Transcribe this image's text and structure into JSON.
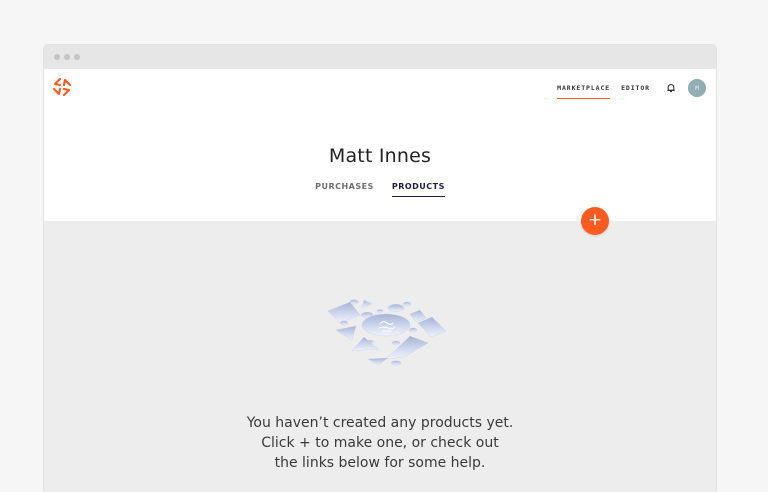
{
  "nav": {
    "marketplace": "MARKETPLACE",
    "editor": "EDITOR",
    "avatar_initial": "M",
    "bell_icon": "bell-icon"
  },
  "profile": {
    "name": "Matt Innes"
  },
  "tabs": [
    {
      "label": "PURCHASES",
      "active": false
    },
    {
      "label": "PRODUCTS",
      "active": true
    }
  ],
  "fab": {
    "label": "+"
  },
  "empty_state": {
    "line1": "You haven’t created any products yet.",
    "line2": "Click + to make one, or check out",
    "line3": "the links below for some help."
  },
  "colors": {
    "accent": "#ff5a1f",
    "avatar_bg": "#90acb4",
    "active_tab": "#1f1f3d",
    "content_bg": "#ededed"
  }
}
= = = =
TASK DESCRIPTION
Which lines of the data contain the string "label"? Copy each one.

ANSWER FOR THIS EXERCISE
      "label": "PURCHASES",
      "label": "PRODUCTS",
    "label": "+"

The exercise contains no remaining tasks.